I'm nearly to the heel on sock #2 of my second pair of Cookie A's Lateral Socks; this pair I'm knitting with a skein of Valley Yarns Charlemont Kettle Dyed in Dusk. I'm pretty sure I bought this yarn from the Webs booth at Stitches a few years ago (not this past one, as I only walked away from the Market with a few braids of handpainted fiber). I love this sock pattern! It's easy to memorize, and this time I'm doing a garter short-row heel and a garter toe, which you may recognize from the Jelly Beans Socks I recently finished. Those socks knit up so much faster when I didn't have to full with a heel flap, picking up stitches, and gusset shaping. Now I understand the allure of the short-row heel!

I'm also working on Rebecca Danger's Jerry the Musical Monkey. I'll be knitting lots of stuffed toys from now til the end of the year; if any parents-to-be happen to be reading this blog, they have a one in  three chance of seeing something that will ultimately be residing in their nursery (I say 'one in three' because one of my friends is having fraternal twins!).  I'm ok with those odds, which are probably more like one in 20 or 30, since I'm pretty sure they have many other things on their to-do list, and keeping up with the blogosphere is probably not one of them!

Monday, October 1, 2012

Monday Pinspiration

Happy October! Fall is one of my favorite seasons, with winter being a close second (I know I'm probably in the minority on that one). I've already started bringing out the hand-knits and wearing some of the new socks and cowls I spent the summer knitting whenever I can. It's a great time of year to be a knitter!

There are so many amazing patterns coming out right now that it's going to make it tough to stick to my holiday gift and baby knitting list.  I'm looking pretty good for my holiday knitting, but I have three friends who are expecting - a total of four babies to knit for! It's time to focus, and not let anything bright and shiny distract me.

And yet, my Pinterest account suggests otherwise. I've been coming across such great new patterns and unearthing some previously undiscovered ones along the way, so naturally  my Ravelry queue is threatening to return to eight pages once more.
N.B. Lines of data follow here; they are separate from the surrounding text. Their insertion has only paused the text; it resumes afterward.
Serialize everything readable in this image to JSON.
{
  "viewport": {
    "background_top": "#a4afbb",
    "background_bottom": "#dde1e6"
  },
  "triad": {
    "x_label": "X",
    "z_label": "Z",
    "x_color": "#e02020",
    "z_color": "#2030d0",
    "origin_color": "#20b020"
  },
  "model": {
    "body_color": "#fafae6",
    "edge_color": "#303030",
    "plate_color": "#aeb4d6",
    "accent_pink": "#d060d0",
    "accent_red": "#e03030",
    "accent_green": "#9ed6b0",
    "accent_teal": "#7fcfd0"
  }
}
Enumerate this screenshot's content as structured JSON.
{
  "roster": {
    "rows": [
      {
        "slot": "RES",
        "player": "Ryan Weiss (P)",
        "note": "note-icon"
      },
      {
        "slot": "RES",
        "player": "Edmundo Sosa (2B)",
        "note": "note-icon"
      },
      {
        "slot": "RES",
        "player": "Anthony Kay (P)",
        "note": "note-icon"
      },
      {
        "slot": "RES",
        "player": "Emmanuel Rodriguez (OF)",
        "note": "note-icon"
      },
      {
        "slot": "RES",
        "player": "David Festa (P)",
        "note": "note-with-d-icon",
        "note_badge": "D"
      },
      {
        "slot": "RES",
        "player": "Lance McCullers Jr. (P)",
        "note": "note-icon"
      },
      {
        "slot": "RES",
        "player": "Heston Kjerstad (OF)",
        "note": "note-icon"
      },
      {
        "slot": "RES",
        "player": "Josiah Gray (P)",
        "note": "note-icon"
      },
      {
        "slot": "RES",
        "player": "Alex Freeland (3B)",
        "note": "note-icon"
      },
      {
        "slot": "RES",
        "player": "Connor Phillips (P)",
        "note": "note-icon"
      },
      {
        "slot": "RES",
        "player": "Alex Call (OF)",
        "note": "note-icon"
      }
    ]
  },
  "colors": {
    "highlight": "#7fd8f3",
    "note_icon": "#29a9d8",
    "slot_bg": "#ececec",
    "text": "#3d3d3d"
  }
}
Perhaps the only way I've avoided that inevitability is to pin something instead of queueing it.

As of presstime, I've managed to resist startitis, having still only 3 WIPS on the needles: a super-secret test knit, a pair or socks, and a monkey (more on those last two this Wednesday!). But oh! such things I would knit it I had all the time in the world - I certainly have all the yarn in the world!

Here are a few recent highlights from Pinterest to get your needles moving!

Hats & Mitts to Knit:

Scarves & Cowls:

And my newest board, For the Babies:

There have also been some wonderful tutorials my fellow crafters have shared via their blogs & youtube. I have collected my favorites on my Free Advice board: